Extremely Toxic to Pets… Even in Small Doses
Rodenticide, rat bait, mouse killer, or D-Con are a few names for many poisonous products that are meant to kill rodents. All are very toxic to pets, even in small amounts. Pets are usually exposed to rodenticides at home. They are attracted to the smell of the bait and will seek it out. In general, dogs are more likely to eat baits than cats, but bait should be placed whether neither species can access it. Pets can also be poisoned by eating an intoxicated rodent. Most rodenticides take time to kill. While the rodents are dying they are slower and incoherent. This makes them walk around out in the open where dogs and cats can easily catch them.
Not All Rodenticides Are the Same
All rodenticides are not the same. The toxic ingredients are different for different brands. It is important to know which toxin the pet might have been exposed to. In general, there are the anticoagulant rodenticides and other types. The anticoagulant type is by far the most common. Fortunately, it has an antidote. Anticoagulant rodenticides work by interfering with clotting. Affected rodents basically bleed to death. Vitamin K is the antidote to anticoagulant rodenticide. It must be Vitamin K1. This is a prescription. Vitamin K3 is available over the counter and is much less expensive but won’t cure the poison. They need to be on it at least 4 weeks, sometimes longer. If you catch your pet’s exposure to rodenticide and know that no previous exposures were possible, don’t panic. It generally takes at least 3 days for dangerous bleeding to start, sometimes a long as 7 days. Clotting tests are usually normal on the day of exposure. At the hospital, we would start Vitamin K1 and retest clotting in about a week to be sure it’s still normal. Unfortunately, a lot of pets come to the hospital because they are already bleeding. It’s not unusual for pet owners to have no knowledge of exposure to rodenticide. In one case, the neighbors put out bait and the dog got poisoned because the mice traveled to his yard before dying. In another case, the previous owners of the house put out bait, unbeknownst to the current owners. They’d lived in the house for over a decade. The dog found the bait because they moved things around in the garage, and the nose knows. One owner recalled that their dog had escaped the yard for a few hours a week prior to presentation.

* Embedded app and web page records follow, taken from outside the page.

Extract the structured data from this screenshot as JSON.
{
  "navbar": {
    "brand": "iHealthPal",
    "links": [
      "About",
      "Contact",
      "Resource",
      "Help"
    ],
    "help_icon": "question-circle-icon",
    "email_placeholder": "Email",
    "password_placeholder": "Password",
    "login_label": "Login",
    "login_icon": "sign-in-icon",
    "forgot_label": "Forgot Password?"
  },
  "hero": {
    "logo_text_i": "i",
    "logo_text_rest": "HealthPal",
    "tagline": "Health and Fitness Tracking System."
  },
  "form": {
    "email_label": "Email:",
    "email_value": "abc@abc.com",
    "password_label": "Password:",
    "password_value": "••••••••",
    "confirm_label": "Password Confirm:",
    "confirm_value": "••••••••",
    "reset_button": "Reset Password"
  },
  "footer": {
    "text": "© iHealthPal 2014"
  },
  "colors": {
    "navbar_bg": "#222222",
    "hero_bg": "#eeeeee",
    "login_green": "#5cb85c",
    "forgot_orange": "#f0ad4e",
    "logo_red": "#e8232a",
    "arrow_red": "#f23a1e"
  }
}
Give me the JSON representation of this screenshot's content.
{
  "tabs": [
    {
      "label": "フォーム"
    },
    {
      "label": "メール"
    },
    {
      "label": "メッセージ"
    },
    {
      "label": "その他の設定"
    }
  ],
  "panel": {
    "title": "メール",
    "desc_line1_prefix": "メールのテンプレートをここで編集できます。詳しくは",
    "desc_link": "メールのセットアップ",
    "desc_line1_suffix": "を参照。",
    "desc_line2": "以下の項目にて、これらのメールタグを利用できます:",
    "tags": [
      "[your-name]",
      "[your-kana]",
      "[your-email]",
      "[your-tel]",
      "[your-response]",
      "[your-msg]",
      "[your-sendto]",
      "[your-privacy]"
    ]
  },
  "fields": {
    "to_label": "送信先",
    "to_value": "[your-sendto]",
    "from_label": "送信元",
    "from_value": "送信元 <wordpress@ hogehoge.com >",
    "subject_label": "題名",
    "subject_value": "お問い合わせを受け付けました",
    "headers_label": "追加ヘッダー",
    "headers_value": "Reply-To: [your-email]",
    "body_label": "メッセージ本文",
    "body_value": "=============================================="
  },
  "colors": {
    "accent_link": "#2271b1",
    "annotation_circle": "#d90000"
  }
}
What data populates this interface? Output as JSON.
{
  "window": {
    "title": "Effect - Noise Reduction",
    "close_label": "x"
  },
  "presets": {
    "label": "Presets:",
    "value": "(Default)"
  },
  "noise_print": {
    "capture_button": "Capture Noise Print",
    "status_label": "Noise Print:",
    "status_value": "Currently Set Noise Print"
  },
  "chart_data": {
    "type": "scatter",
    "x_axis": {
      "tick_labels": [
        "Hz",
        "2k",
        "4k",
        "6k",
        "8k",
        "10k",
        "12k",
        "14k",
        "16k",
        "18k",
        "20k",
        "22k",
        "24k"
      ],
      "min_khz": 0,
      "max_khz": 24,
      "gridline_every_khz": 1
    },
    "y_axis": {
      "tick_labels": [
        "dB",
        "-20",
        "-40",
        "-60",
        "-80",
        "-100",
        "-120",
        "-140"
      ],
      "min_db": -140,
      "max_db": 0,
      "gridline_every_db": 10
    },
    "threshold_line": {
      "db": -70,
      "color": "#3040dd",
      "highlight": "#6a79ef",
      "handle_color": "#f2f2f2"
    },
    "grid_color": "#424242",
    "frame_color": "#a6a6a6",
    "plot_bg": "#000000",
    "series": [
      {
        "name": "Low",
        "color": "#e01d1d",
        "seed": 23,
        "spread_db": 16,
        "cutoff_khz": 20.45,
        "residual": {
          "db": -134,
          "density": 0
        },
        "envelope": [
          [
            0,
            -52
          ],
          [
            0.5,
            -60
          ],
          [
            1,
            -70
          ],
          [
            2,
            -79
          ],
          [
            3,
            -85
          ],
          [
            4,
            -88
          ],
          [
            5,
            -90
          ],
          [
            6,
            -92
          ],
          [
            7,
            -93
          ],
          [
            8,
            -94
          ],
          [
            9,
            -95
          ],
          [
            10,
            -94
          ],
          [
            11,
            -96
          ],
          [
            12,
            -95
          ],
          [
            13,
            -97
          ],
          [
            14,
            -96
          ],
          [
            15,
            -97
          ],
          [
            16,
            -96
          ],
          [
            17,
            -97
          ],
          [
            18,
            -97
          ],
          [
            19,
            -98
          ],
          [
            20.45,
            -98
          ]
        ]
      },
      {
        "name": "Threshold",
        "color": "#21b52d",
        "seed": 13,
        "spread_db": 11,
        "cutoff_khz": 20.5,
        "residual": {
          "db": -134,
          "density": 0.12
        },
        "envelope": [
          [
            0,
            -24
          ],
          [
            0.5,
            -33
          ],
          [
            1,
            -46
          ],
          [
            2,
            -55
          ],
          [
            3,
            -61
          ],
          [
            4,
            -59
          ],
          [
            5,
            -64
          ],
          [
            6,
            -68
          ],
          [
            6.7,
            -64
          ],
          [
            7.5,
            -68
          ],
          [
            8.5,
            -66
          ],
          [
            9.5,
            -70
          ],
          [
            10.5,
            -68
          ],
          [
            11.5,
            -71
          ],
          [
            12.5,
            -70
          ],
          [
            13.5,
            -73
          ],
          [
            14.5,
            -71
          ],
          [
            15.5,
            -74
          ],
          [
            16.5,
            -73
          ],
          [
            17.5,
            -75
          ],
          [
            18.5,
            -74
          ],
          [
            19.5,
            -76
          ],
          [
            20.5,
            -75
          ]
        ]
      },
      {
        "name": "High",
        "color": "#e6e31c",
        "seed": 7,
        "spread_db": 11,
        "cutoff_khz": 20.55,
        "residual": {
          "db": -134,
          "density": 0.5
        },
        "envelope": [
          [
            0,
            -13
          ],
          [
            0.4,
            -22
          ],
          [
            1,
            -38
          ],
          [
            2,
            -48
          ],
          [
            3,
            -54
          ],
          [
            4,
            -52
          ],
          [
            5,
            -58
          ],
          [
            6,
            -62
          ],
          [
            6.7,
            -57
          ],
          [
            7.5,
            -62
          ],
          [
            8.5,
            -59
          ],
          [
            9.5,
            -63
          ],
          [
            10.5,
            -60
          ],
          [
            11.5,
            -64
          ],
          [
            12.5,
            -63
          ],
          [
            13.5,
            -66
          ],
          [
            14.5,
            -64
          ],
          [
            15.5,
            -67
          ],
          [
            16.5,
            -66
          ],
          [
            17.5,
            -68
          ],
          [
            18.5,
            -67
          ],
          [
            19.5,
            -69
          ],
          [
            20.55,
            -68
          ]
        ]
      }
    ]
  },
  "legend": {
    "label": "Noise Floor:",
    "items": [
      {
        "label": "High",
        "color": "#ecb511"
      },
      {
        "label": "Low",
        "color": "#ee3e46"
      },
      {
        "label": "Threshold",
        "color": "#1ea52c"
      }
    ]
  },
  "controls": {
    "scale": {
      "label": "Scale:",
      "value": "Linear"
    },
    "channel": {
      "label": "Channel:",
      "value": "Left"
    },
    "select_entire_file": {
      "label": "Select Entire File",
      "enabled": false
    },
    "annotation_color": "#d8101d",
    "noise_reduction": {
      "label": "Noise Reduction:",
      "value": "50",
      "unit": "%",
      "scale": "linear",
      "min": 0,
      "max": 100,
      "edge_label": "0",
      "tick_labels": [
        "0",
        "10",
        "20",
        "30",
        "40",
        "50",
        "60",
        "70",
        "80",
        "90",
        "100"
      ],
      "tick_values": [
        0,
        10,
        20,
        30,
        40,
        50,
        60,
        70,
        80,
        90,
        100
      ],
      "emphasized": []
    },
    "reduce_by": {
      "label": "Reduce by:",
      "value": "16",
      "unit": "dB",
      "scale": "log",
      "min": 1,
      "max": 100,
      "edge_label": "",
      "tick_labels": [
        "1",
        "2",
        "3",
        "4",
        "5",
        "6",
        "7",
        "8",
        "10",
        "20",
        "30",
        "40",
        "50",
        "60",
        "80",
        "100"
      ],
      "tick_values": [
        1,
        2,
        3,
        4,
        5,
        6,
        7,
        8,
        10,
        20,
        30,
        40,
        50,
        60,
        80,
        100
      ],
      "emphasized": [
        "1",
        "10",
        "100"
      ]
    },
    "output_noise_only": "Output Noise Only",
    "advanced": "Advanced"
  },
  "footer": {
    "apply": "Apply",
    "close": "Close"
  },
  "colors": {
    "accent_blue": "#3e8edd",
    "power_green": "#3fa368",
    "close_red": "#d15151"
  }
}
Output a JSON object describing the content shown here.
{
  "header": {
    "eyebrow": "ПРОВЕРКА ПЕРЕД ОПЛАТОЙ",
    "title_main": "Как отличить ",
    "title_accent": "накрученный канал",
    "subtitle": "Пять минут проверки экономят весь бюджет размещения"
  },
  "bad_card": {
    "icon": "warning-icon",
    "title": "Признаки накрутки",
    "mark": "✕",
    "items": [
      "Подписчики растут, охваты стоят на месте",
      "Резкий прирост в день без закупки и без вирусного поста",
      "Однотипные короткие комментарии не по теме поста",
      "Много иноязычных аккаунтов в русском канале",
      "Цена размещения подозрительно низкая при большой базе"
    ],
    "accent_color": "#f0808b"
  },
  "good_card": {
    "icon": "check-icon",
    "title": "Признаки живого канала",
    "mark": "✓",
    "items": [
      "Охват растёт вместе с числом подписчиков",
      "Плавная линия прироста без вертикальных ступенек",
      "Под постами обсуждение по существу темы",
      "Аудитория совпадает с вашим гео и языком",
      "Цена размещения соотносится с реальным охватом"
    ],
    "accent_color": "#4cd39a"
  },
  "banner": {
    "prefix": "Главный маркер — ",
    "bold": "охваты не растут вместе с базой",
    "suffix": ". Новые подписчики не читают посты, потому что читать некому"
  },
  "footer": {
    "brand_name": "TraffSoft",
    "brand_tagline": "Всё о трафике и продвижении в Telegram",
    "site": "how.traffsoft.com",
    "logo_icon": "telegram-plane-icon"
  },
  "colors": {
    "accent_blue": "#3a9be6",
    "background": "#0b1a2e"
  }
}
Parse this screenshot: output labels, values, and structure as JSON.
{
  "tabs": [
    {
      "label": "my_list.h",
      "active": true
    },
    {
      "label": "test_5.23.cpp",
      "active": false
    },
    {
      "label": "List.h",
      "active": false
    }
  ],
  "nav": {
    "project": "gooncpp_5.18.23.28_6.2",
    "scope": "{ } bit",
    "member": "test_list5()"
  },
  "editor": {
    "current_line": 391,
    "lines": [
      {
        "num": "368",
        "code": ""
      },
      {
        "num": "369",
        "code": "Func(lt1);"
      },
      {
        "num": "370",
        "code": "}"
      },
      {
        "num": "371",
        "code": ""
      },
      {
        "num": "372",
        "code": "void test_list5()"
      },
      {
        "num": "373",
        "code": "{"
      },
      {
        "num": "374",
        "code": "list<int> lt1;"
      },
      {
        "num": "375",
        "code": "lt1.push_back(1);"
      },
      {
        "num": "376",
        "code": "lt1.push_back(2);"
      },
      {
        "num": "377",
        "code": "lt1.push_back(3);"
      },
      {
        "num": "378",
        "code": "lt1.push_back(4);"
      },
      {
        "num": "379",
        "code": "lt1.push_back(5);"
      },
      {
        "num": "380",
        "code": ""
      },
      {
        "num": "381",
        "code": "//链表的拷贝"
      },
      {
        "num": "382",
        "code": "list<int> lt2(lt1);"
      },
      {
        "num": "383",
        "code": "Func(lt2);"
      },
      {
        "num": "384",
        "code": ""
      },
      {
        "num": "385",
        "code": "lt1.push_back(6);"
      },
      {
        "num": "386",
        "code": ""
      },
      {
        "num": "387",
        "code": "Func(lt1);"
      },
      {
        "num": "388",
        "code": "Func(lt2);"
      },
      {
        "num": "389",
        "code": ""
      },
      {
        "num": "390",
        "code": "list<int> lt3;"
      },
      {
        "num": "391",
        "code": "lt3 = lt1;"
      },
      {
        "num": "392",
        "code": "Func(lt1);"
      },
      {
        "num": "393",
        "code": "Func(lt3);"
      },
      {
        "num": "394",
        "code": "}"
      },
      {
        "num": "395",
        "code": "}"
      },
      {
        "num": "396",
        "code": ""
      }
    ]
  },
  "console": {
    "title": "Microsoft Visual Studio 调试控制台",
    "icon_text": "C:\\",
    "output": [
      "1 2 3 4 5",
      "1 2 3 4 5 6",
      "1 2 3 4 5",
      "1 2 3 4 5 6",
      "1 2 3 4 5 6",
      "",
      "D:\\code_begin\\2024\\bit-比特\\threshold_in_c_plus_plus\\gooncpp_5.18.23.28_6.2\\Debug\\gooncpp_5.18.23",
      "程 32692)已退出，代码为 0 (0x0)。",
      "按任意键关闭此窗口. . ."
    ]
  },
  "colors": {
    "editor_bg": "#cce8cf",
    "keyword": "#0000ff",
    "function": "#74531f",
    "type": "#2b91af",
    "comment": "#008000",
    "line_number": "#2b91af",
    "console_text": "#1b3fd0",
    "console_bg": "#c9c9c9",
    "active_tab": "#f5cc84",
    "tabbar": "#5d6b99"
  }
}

A Little Bit of Good News
The other types of rodenticides kill in different ways. One causes brain damage and one causes kidney failure. Neither of these have a cure. Both can easily kill pets even with treatment. There is a little good news. Most pets will not be poisoned by eating a rodent that is dying of intoxication. They have to eat the bait itself. You can tell which type you have from reading the package. There will be no mention of using Vitamin K under the emergency/first aid section if the active ingredient is one of the other types. Pets will usually start to get sick within 24hr of exposure to these types of baits.
Use Traps Instead
Dr. Clary can’t kill anything, so she uses mouse sized live traps she gets at Tractor Supply. She baits the traps with peanut butter. These traps catch mice or rats in a chamber that they can’t get out of. She checks the traps daily. If something’s caught, she drives the mice several miles from her house and dumps them in a field.
- The veterinarian must know the active ingredient to know what treatment is needed. Keep the package!
- It may take up to a week for dogs and cats who eat anticoagulant rodenticide, or a poisoned
- rodent, to start bleeding.
- The anticoagulant type of rodenticide has a cure. All others do not.
- Dogs and cats are far less likely to become ill eating a rodent intoxicated with rodenticides other than the anticoagulant type.
- Dogs and cats that eat bait that is not the anticoagulant type are much more likely to die of intoxication.
– Kim Clary, DVM, ABVP